==== Listed records

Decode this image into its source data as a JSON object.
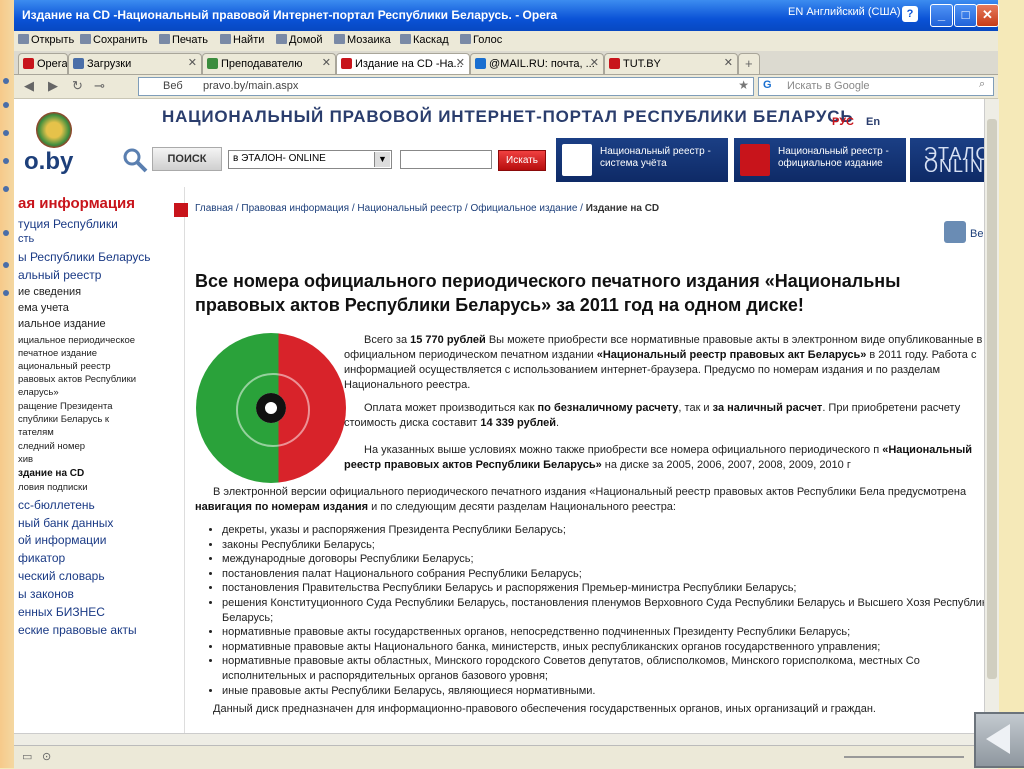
{
  "window": {
    "title": "Издание на CD -Национальный правовой Интернет-портал Республики Беларусь. - Opera",
    "lang_indicator": "EN Английский (США)",
    "buttons": {
      "help": "?",
      "minimize": "_",
      "maximize": "□",
      "close": "✕"
    }
  },
  "menu": [
    "Открыть",
    "Сохранить",
    "Печать",
    "Найти",
    "Домой",
    "Мозаика",
    "Каскад",
    "Голос"
  ],
  "tabs": [
    {
      "label": "Opera",
      "active": false,
      "color": "#c8141b"
    },
    {
      "label": "Загрузки",
      "active": false,
      "color": "#4a6ea8"
    },
    {
      "label": "Преподавателю",
      "active": false,
      "color": "#3b8c3e"
    },
    {
      "label": "Издание на CD -На...",
      "active": true,
      "color": "#c8141b"
    },
    {
      "label": "@MAIL.RU: почта, ...",
      "active": false,
      "color": "#1a6fd0"
    },
    {
      "label": "TUT.BY",
      "active": false,
      "color": "#c8141b"
    },
    {
      "label": "+",
      "active": false,
      "color": "#999999"
    }
  ],
  "address": {
    "mode": "Веб",
    "url": "pravo.by/main.aspx",
    "search_placeholder": "Искать в Google"
  },
  "site": {
    "logo_text": "o.by",
    "title": "НАЦИОНАЛЬНЫЙ ПРАВОВОЙ ИНТЕРНЕТ-ПОРТАЛ РЕСПУБЛИКИ БЕЛАРУСЬ",
    "lang_rus": "РУС",
    "lang_en": "En",
    "search_label": "ПОИСК",
    "search_select": "в ЭТАЛОН- ONLINE",
    "search_button": "Искать",
    "banner1": "Национальный реестр -\nсистема учёта",
    "banner2": "Национальный реестр -\nофициальное издание",
    "banner3": "ЭТАЛОН ONLINE"
  },
  "sidebar": {
    "heading": "ая информация",
    "items": [
      "туция Республики",
      "сть",
      "ы Республики Беларусь",
      "альный реестр",
      "ие сведения",
      "ема учета",
      "иальное издание",
      "ициальное периодическое",
      "печатное издание",
      "ациональный реестр",
      "равовых актов Республики",
      "еларусь»",
      "ращение Президента",
      "спублики Беларусь к",
      "тателям",
      "следний номер",
      "хив",
      "здание на CD",
      "ловия подписки",
      "сс-бюллетень",
      "ный банк данных",
      "ой информации",
      "фикатор",
      "ческий словарь",
      "ы законов",
      "енных БИЗНЕС",
      "еские правовые акты"
    ]
  },
  "breadcrumb": {
    "parts": [
      "Главная",
      "Правовая информация",
      "Национальный реестр",
      "Официальное издание"
    ],
    "current": "Издание на CD",
    "sep": " / "
  },
  "print_label": "Ве",
  "heading": "Все номера официального периодического печатного издания «Национальны правовых актов Республики Беларусь» за 2011 год на одном диске!",
  "para1": {
    "t1": "Всего за ",
    "price": "15 770 рублей",
    "t2": " Вы можете приобрести все нормативные правовые акты в электронном виде опубликованные в официальном периодическом печатном издании ",
    "name": "«Национальный реестр правовых акт Беларусь»",
    "t3": " в 2011 году. Работа с информацией осуществляется с использованием интернет-браузера. Предусмо по номерам издания и по разделам Национального реестра."
  },
  "para2": {
    "t1": "Оплата может производиться как ",
    "b1": "по безналичному расчету",
    "t2": ", так и ",
    "b2": "за наличный расчет",
    "t3": ". При приобретени расчету стоимость диска составит ",
    "b3": "14 339 рублей",
    "t4": "."
  },
  "para3": {
    "t1": "На указанных выше условиях можно также приобрести все номера официального периодического п ",
    "b1": "«Национальный реестр правовых актов Республики Беларусь»",
    "t2": " на диске за 2005, 2006, 2007, 2008, 2009, 2010 г"
  },
  "para4": {
    "t1": "В электронной версии официального периодического печатного издания «Национальный реестр правовых актов Республики Бела предусмотрена ",
    "b1": "навигация по номерам издания",
    "t2": " и по следующим десяти разделам Национального реестра:"
  },
  "bullets": [
    "декреты, указы и распоряжения Президента Республики Беларусь;",
    "законы Республики Беларусь;",
    "международные договоры Республики Беларусь;",
    "постановления палат Национального собрания Республики Беларусь;",
    "постановления Правительства Республики Беларусь и распоряжения Премьер-министра Республики Беларусь;",
    "решения Конституционного Суда Республики Беларусь, постановления пленумов Верховного Суда Республики Беларусь и Высшего Хозя Республики Беларусь;",
    "нормативные правовые акты государственных органов, непосредственно подчиненных Президенту Республики Беларусь;",
    "нормативные правовые акты Национального банка, министерств, иных республиканских органов государственного управления;",
    "нормативные правовые акты областных, Минского городского Советов депутатов, облисполкомов, Минского горисполкома, местных Со исполнительных и распорядительных органов базового уровня;",
    "иные правовые акты Республики Беларусь, являющиеся нормативными."
  ],
  "footer_note": "Данный диск предназначен для информационно-правового обеспечения государственных органов, иных организаций и граждан."
}
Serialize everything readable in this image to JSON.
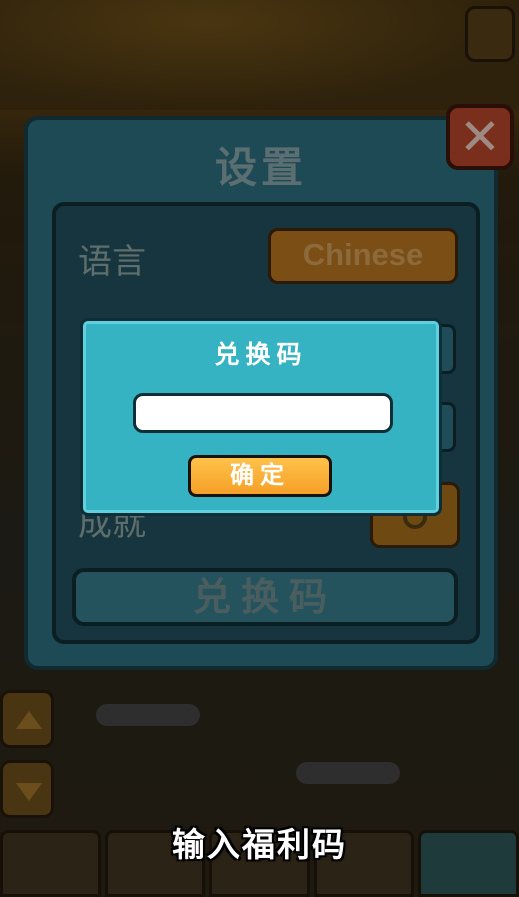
{
  "settings": {
    "title": "设置",
    "language_label": "语言",
    "language_value": "Chinese",
    "achievement_label": "成就",
    "redeem_button": "兑换码",
    "close_glyph": "✕"
  },
  "redeem_dialog": {
    "title": "兑换码",
    "input_value": "",
    "confirm_label": "确定"
  },
  "caption": "输入福利码",
  "colors": {
    "dialog_bg": "#36b3c3",
    "confirm_btn": "#f5a028",
    "panel_bg": "#1d4a54"
  }
}
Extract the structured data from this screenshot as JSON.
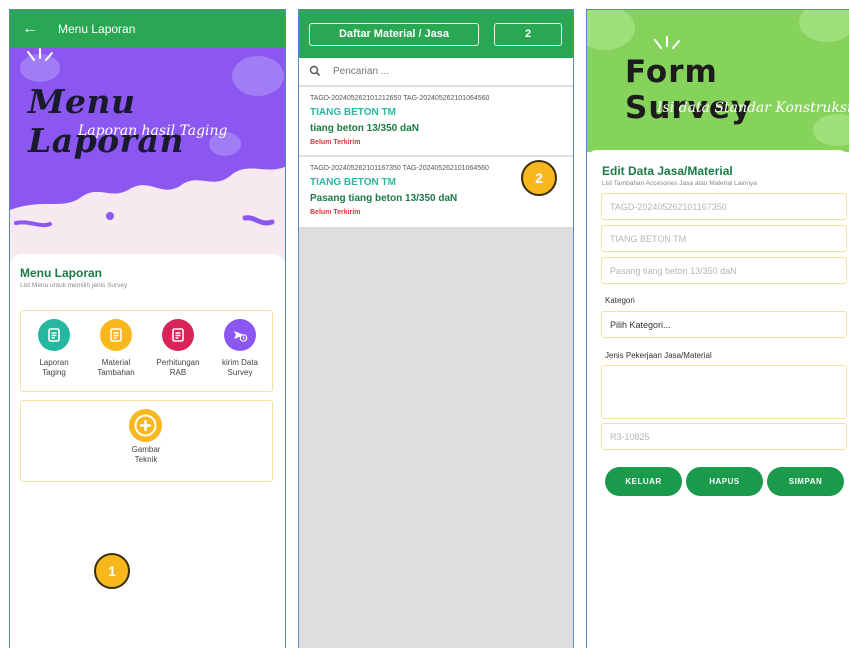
{
  "menu_screen": {
    "appbar": {
      "back_icon": "arrow-left-icon",
      "title": "Menu Laporan"
    },
    "hero": {
      "title": "Menu Laporan",
      "subtitle": "Laporan hasil Taging",
      "bg_color": "#8b57f0"
    },
    "card": {
      "title": "Menu Laporan",
      "subtitle": "List Menu untuk memilih jenis Survey",
      "items": [
        {
          "line1": "Laporan",
          "line2": "Taging",
          "color": "#25b79f",
          "icon": "document-icon"
        },
        {
          "line1": "Material",
          "line2": "Tambahan",
          "color": "#f7b71d",
          "icon": "document-icon"
        },
        {
          "line1": "Perhitungan",
          "line2": "RAB",
          "color": "#d9245a",
          "icon": "document-icon"
        },
        {
          "line1": "kirim Data",
          "line2": "Survey",
          "color": "#8b57f0",
          "icon": "send-clock-icon"
        }
      ],
      "extra": {
        "line1": "Gambar",
        "line2": "Teknik",
        "color": "#f7b71d",
        "icon": "plus-icon"
      }
    },
    "marker": "1"
  },
  "list_screen": {
    "header": {
      "title": "Daftar Material / Jasa",
      "count": "2"
    },
    "search": {
      "placeholder": "Pencarian ..."
    },
    "items": [
      {
        "tag": "TAGD-202405262101212650  TAG-202405262101064560",
        "name": "TIANG BETON TM",
        "desc": "tiang beton 13/350 daN",
        "status": "Belum Terkirim"
      },
      {
        "tag": "TAGD-202405262101167350  TAG-202405262101064560",
        "name": "TIANG BETON TM",
        "desc": "Pasang tiang beton 13/350 daN",
        "status": "Belum Terkirim"
      }
    ],
    "marker": "2"
  },
  "form_screen": {
    "hero": {
      "title": "Form Survey",
      "subtitle": "Isi data Standar Konstruksi"
    },
    "title": "Edit Data Jasa/Material",
    "subtitle": "List Tambahan Accesories Jasa atau Material Lainnya",
    "fields": {
      "tagd": "TAGD-202405262101167350",
      "material": "TIANG BETON TM",
      "description": "Pasang tiang beton 13/350 daN"
    },
    "kategori": {
      "label": "Kategori",
      "value": "Pilih Kategori..."
    },
    "jenis": {
      "label": "Jenis Pekerjaan Jasa/Material",
      "value": ""
    },
    "code": "R3-10825",
    "buttons": {
      "keluar": "KELUAR",
      "hapus": "HAPUS",
      "simpan": "SIMPAN"
    }
  }
}
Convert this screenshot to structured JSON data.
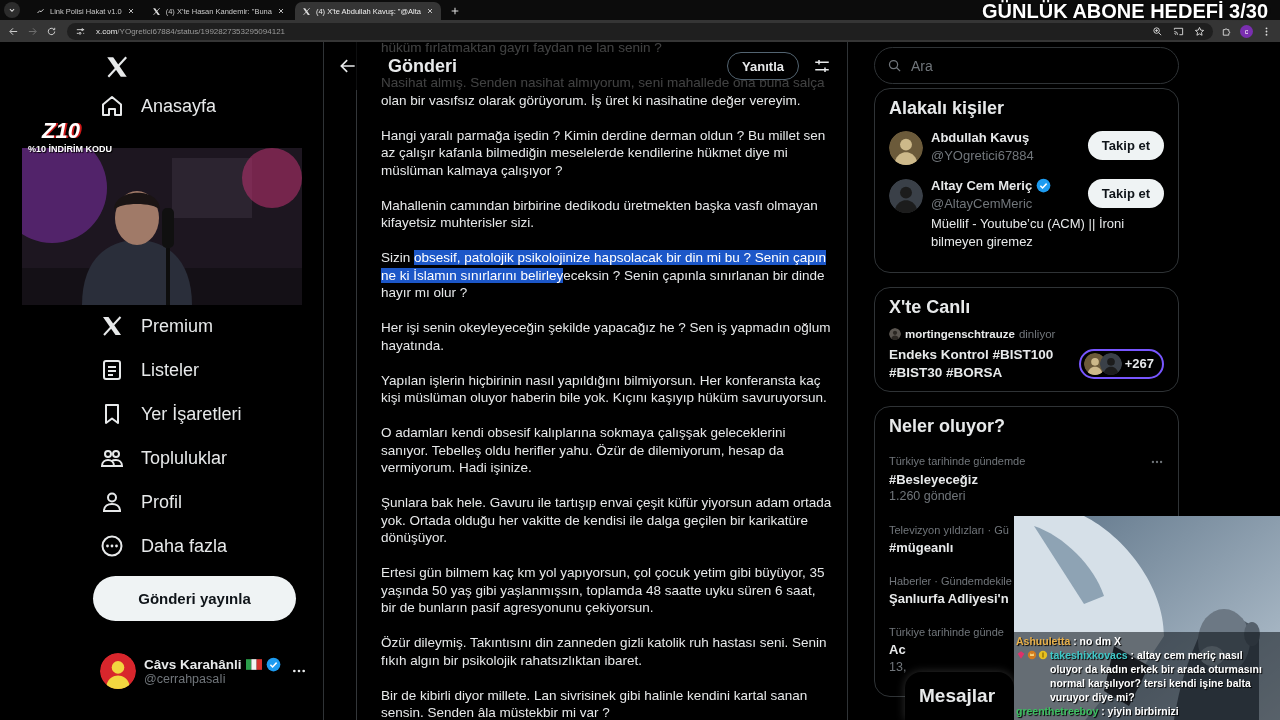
{
  "browser": {
    "tabs": [
      {
        "title": "Link Polisi Hakat v1.0",
        "selected": false
      },
      {
        "title": "(4) X'te Hasan Kandemir: \"Buna",
        "selected": false
      },
      {
        "title": "(4) X'te Abdullah Kavuş: \"@Alta",
        "selected": true
      }
    ],
    "url_host": "x.com",
    "url_path": "/YOgretici67884/status/1992827353295094121",
    "profile_initial": "c"
  },
  "stream_overlay": {
    "goal": "GÜNLÜK ABONE HEDEFİ 3/30",
    "logo": "Z10",
    "promo": "%10 İNDİRİM KODU",
    "chat": [
      {
        "user": "Ashuuletta",
        "color": "#e8b04a",
        "badges": false,
        "message": ": no dm X"
      },
      {
        "user": "takeshixkovacs",
        "color": "#3fc9c9",
        "badges": true,
        "message": ": altay cem meriç nasıl oluyor da kadın erkek bir arada oturmasını normal karşılıyor? tersi kendi işine balta vuruyor diye mi?"
      },
      {
        "user": "greenthetreeboy",
        "color": "#3cc060",
        "badges": false,
        "message": ": yiyin birbirnizi"
      }
    ]
  },
  "sidebar": {
    "items": [
      {
        "label": "Anasayfa"
      },
      {
        "label": "Premium"
      },
      {
        "label": "Listeler"
      },
      {
        "label": "Yer İşaretleri"
      },
      {
        "label": "Topluluklar"
      },
      {
        "label": "Profil"
      },
      {
        "label": "Daha fazla"
      }
    ],
    "post_button": "Gönderi yayınla",
    "account": {
      "name": "Câvs Karahânli",
      "verified": true,
      "handle": "@cerrahpasaIi"
    }
  },
  "post": {
    "title": "Gönderi",
    "reply_button": "Yanıtla",
    "paragraphs": [
      {
        "segments": [
          {
            "text": "hüküm fırlatmaktan gayrı faydan ne lan senin ?",
            "selected": false
          }
        ]
      },
      {
        "segments": [
          {
            "text": "Nasihat almış. Senden nasihat almıyorum, seni mahallede ona buna salça olan bir vasıfsız olarak görüyorum. İş üret ki nasihatine değer vereyim.",
            "selected": false
          }
        ]
      },
      {
        "segments": [
          {
            "text": "Hangi yaralı parmağa işedin ? Kimin derdine derman oldun ? Bu millet sen az çalışır kafanla bilmediğin meselelerde kendilerine hükmet diye mi müslüman kalmaya çalışıyor ?",
            "selected": false
          }
        ]
      },
      {
        "segments": [
          {
            "text": "Mahallenin camından birbirine dedikodu üretmekten başka vasfı olmayan kifayetsiz muhterisler sizi.",
            "selected": false
          }
        ]
      },
      {
        "segments": [
          {
            "text": "Sizin ",
            "selected": false
          },
          {
            "text": "obsesif, patolojik psikolojinize hapsolacak bir din mi bu ? Senin çapın ne ki İslamın sınırlarını belirley",
            "selected": true
          },
          {
            "text": "eceksin ? Senin çapınla sınırlanan bir dinde hayır mı olur ?",
            "selected": false
          }
        ]
      },
      {
        "segments": [
          {
            "text": "Her işi senin okeyleyeceğin şekilde yapacağız he ? Sen iş yapmadın oğlum hayatında.",
            "selected": false
          }
        ]
      },
      {
        "segments": [
          {
            "text": "Yapılan işlerin hiçbirinin nasıl yapıldığını bilmiyorsun. Her konferansta kaç kişi müslüman oluyor haberin bile yok. Kıçını kaşıyıp hüküm savuruyorsun.",
            "selected": false
          }
        ]
      },
      {
        "segments": [
          {
            "text": "O adamları kendi obsesif kalıplarına sokmaya çalışşak geleceklerini sanıyor. Tebelleş oldu herifler yahu. Özür de dilemiyorum, hesap da vermiyorum. Hadi işinize.",
            "selected": false
          }
        ]
      },
      {
        "segments": [
          {
            "text": "Şunlara bak hele. Gavuru ile tartışıp envai çeşit küfür yiyorsun adam ortada yok. Ortada olduğu her vakitte de kendisi ile dalga geçilen bir karikatüre dönüşüyor.",
            "selected": false
          }
        ]
      },
      {
        "segments": [
          {
            "text": "Ertesi gün bilmem kaç km yol yapıyorsun, çol çocuk yetim gibi büyüyor, 35 yaşında 50 yaş gibi yaşlanmışsın, toplamda 48 saatte uyku süren 6 saat, bir de bunların pasif agresyonunu çekiyorsun.",
            "selected": false
          }
        ]
      },
      {
        "segments": [
          {
            "text": "Özür dileymiş. Takıntısını din zanneden gizli katolik ruh hastası seni. Senin fıkıh algın bir psikolojik rahatsızlıktan ibaret.",
            "selected": false
          }
        ]
      },
      {
        "segments": [
          {
            "text": "Bir de kibirli diyor millete. Lan sivrisinek gibi halinle kendini kartal sanan sensin. Senden âla müstekbir mi var ?",
            "selected": false
          }
        ]
      }
    ]
  },
  "right": {
    "search_placeholder": "Ara",
    "related": {
      "title": "Alakalı kişiler",
      "people": [
        {
          "name": "Abdullah Kavuş",
          "verified": false,
          "handle": "@YOgretici67884",
          "button": "Takip et"
        },
        {
          "name": "Altay Cem Meriç",
          "verified": true,
          "handle": "@AltayCemMeric",
          "button": "Takip et",
          "bio": "Müellif - Youtube’cu (ACM) || İroni bilmeyen giremez"
        }
      ]
    },
    "live": {
      "title": "X'te Canlı",
      "host": "mortingenschtrauze",
      "host_status": "dinliyor",
      "space_title": "Endeks Kontrol #BIST100 #BIST30 #BORSA",
      "listeners": "+267"
    },
    "trends": {
      "title": "Neler oluyor?",
      "items": [
        {
          "category": "Türkiye tarihinde gündemde",
          "name": "#Besleyeceğiz",
          "count": "1.260 gönderi",
          "menu": true
        },
        {
          "category": "Televizyon yıldızları · Gü",
          "name": "#mügeanlı",
          "menu": false
        },
        {
          "category": "Haberler · Gündemdekile",
          "name": "Şanlıurfa Adliyesi'n",
          "menu": false
        },
        {
          "category": "Türkiye tarihinde günde",
          "name": "Ac",
          "count": "13,",
          "menu": false
        }
      ]
    },
    "messages": "Mesajlar"
  }
}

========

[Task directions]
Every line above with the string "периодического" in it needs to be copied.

[Reply]
  "heading": "Все номера официального периодического печатного издания «Национальны правовых актов Республики Беларусь» за 2011 год на одном диске!",
    "t1": "На указанных выше условиях можно также приобрести все номера официального периодического п ",
    "t1": "В электронной версии официального периодического печатного издания «Национальный реестр правовых актов Республики Бела предусмотрена ",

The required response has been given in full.